Her tunes...love songs for hopeful romantics still free from cynicism about affairs of the heart... lope along pleasingly, anchored by shimmering acoustic guitars and her heartfelt vocals. She is equally at home on the midtempo songs that dominate the disc and on the ballads interspersed along the way.
From the summer pop swing of the opening "Love Love Love" to the beguiling lilt of "Shy That Way" (a duet with Jason Mraz)...from the subtly humid longing of "Electric" to the soft sway of the closing "Simple as it Should Be" (with some tasty harmonica work by G. Love)...Prettyman offers a solid collection of pretty and pure pop songs (and what more could you ask than that? :-)
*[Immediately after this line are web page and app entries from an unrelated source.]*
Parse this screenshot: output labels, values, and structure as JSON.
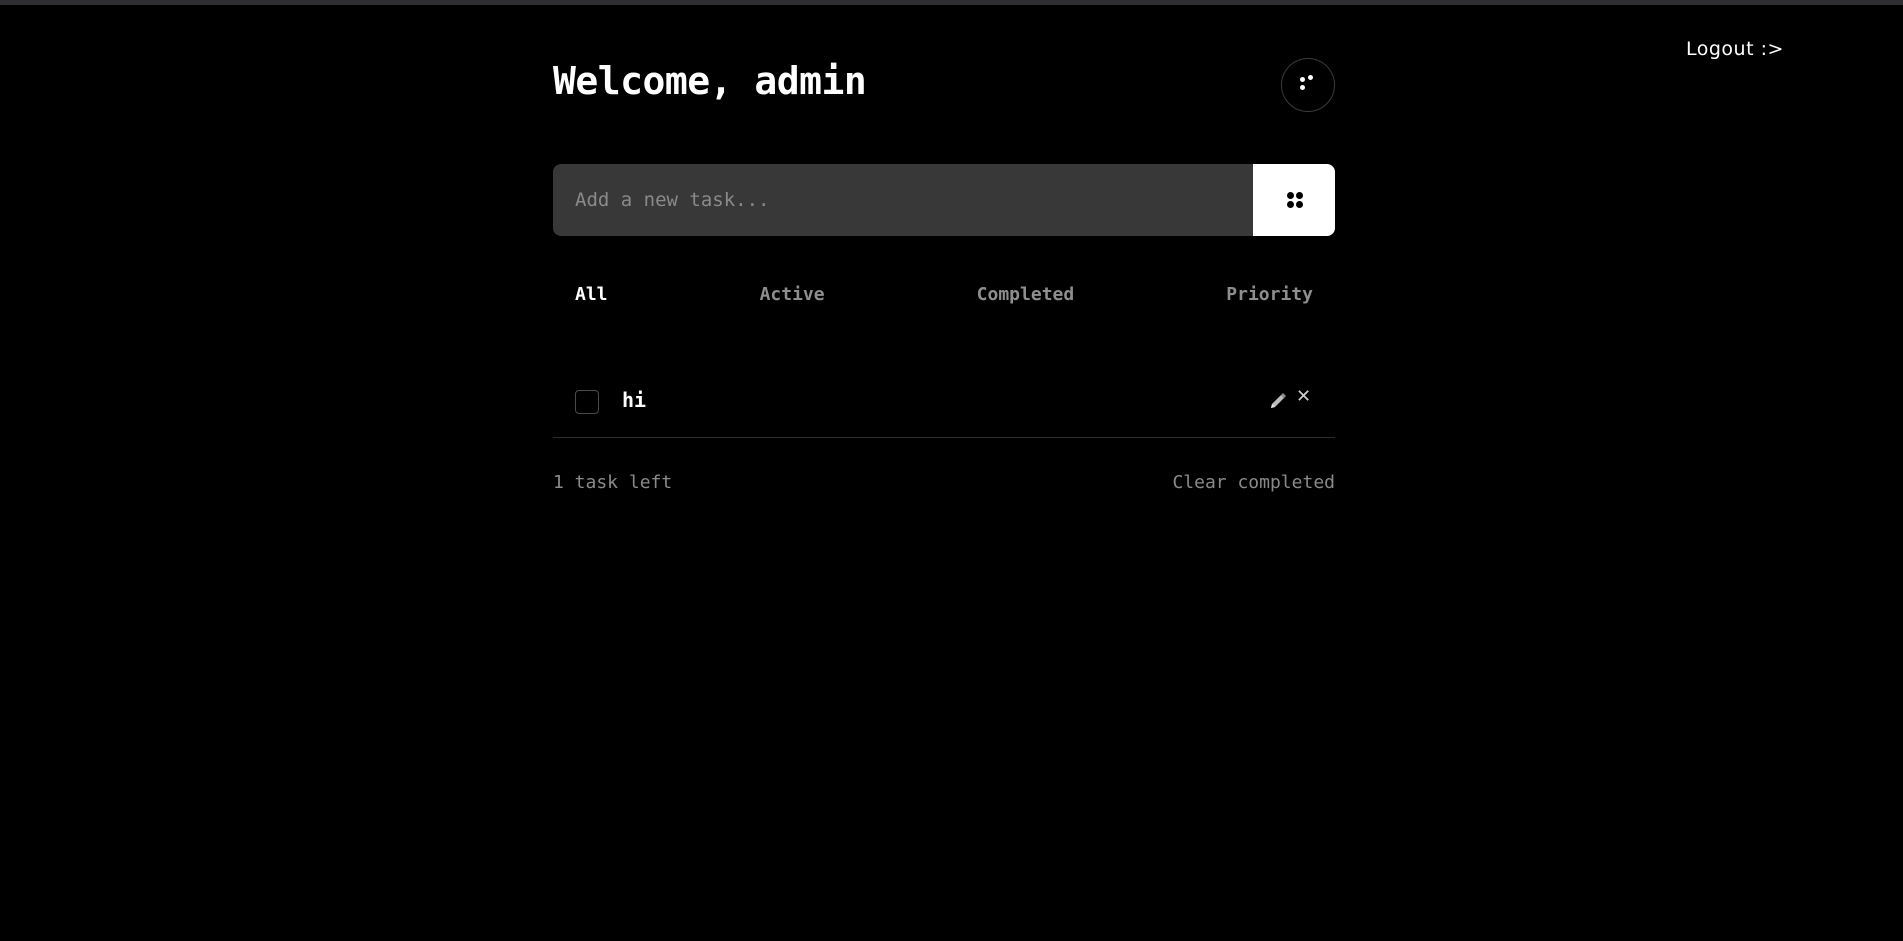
{
  "header": {
    "title": "Welcome, admin",
    "logout_label": "Logout :>"
  },
  "new_task": {
    "placeholder": "Add a new task...",
    "value": ""
  },
  "filters": [
    {
      "label": "All",
      "active": true
    },
    {
      "label": "Active",
      "active": false
    },
    {
      "label": "Completed",
      "active": false
    },
    {
      "label": "Priority",
      "active": false
    }
  ],
  "tasks": [
    {
      "text": "hi",
      "completed": false
    }
  ],
  "footer": {
    "tasks_left": "1 task left",
    "clear_label": "Clear completed"
  },
  "icons": {
    "theme_toggle": "dots-icon",
    "add": "dots-grid-icon",
    "edit": "pencil-icon",
    "delete": "close-icon"
  },
  "colors": {
    "background": "#000000",
    "input_bg": "#383838",
    "accent": "#ffffff",
    "muted_text": "#8a8a8a"
  }
}
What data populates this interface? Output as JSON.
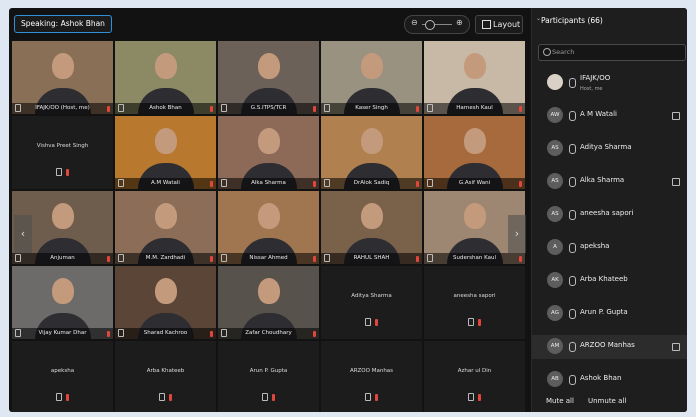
{
  "toolbar": {
    "speaking_label": "Speaking: Ashok Bhan",
    "zoom_minus": "⊖",
    "zoom_plus": "⊕",
    "layout_label": "Layout"
  },
  "grid": {
    "video_tiles": [
      {
        "name": "IFAJK/OO (Host, me)",
        "scene": "#8a6f57"
      },
      {
        "name": "Ashok Bhan",
        "scene": "#8b8a65"
      },
      {
        "name": "G.S.ITPS/TCR",
        "scene": "#6b6158"
      },
      {
        "name": "Kaser Singh",
        "scene": "#9a9280"
      },
      {
        "name": "Harnesh Kaul",
        "scene": "#c8b9a6"
      },
      {
        "name": "A.M Watali",
        "scene": "#b8782e"
      },
      {
        "name": "Alka Sharma",
        "scene": "#8d6a58"
      },
      {
        "name": "DrAlok Sadiq",
        "scene": "#b0804e"
      },
      {
        "name": "G.Asif Wani",
        "scene": "#a66a3c"
      },
      {
        "name": "Anjuman",
        "scene": "#6e5c4c"
      },
      {
        "name": "M.M. Zardhadi",
        "scene": "#8b6d58"
      },
      {
        "name": "Nissar Ahmed",
        "scene": "#a07651"
      },
      {
        "name": "RAHUL SHAH",
        "scene": "#7a6149"
      },
      {
        "name": "Sudershan Kaul",
        "scene": "#9d8772"
      },
      {
        "name": "Vijay Kumar Dhar",
        "scene": "#6c6b6a"
      },
      {
        "name": "Sharad Kachroo",
        "scene": "#5a4536"
      },
      {
        "name": "Zafar Choudhary",
        "scene": "#58524c"
      }
    ],
    "name_tiles": [
      {
        "name": "Vishva Preet Singh"
      },
      {
        "name": "Aditya Sharma"
      },
      {
        "name": "aneesha sapori"
      },
      {
        "name": "apeksha"
      },
      {
        "name": "Arba Khateeb"
      },
      {
        "name": "Arun P. Gupta"
      },
      {
        "name": "ARZOO Manhas"
      },
      {
        "name": "Azhar ul Din"
      }
    ],
    "prev_icon": "‹",
    "next_icon": "›"
  },
  "participants": {
    "title": "Participants (66)",
    "chevron": "⌄",
    "search_placeholder": "Search",
    "list": [
      {
        "initials": "",
        "name": "IFAJK/OO",
        "sub": "Host, me",
        "photo": true,
        "cam": false
      },
      {
        "initials": "AW",
        "name": "A M Watali",
        "sub": "",
        "photo": false,
        "cam": true
      },
      {
        "initials": "AS",
        "name": "Aditya Sharma",
        "sub": "",
        "photo": false,
        "cam": false
      },
      {
        "initials": "AS",
        "name": "Alka Sharma",
        "sub": "",
        "photo": false,
        "cam": true
      },
      {
        "initials": "AS",
        "name": "aneesha sapori",
        "sub": "",
        "photo": false,
        "cam": false
      },
      {
        "initials": "A",
        "name": "apeksha",
        "sub": "",
        "photo": false,
        "cam": false
      },
      {
        "initials": "AK",
        "name": "Arba Khateeb",
        "sub": "",
        "photo": false,
        "cam": false
      },
      {
        "initials": "AG",
        "name": "Arun P. Gupta",
        "sub": "",
        "photo": false,
        "cam": false
      },
      {
        "initials": "AM",
        "name": "ARZOO Manhas",
        "sub": "",
        "photo": false,
        "cam": true
      },
      {
        "initials": "AB",
        "name": "Ashok Bhan",
        "sub": "",
        "photo": false,
        "cam": false
      }
    ],
    "mute_all": "Mute all",
    "unmute_all": "Unmute all"
  }
}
Saturday, August 06, 2005
Anyone who is now...or has ever been...a fan of the Rolling Stones can point to an album when they decided that the band had "jumped the shark". Where they say, with both sadness and resignation, that every Stones album since (fill in the blank) has been...oh let's be charitable and say "uneven". For me that album was Some Girls way back in '78. Since then, their albums have been mixed bags...flashes of brilliance surrounded by lots of lazy dross. They turned from a great album band to a good singles band. And so when the Stones decide it's time to churn out a new record and hit the road to fatten up their coffers, it's not something that brings the anticipation it once might have.
The announcement of their upcoming disc...A Bigger Bang...barely registered with me so when three "singles" were released online (Real.com, iTunes.com) I listened to them not expecting that much. I was pleasantly surprised...though, that said, I remain cautious (they've suckered me in before :-)
The three songs are all different styles but they all show the old dogs in fine form...playing like the music really matters. "Rough Justice" is a balls-to-the-walls rocker that harkens back to the Sticky Fingers/Exile on Main Street era. "Streets of Love", an earnest power ballad, has a great vocal by Mick Jagger and a nimble solo by Keith Richards. "Back of my Hand" is a swampy blues number that works despite some awkward lyrical passages.
Three songs do not a great album make...one presumes they're putting their best foot forward with the release of these tunes...but it makes me more interested in hearing A Bigger Bang than I would have been otherwise. We shall see.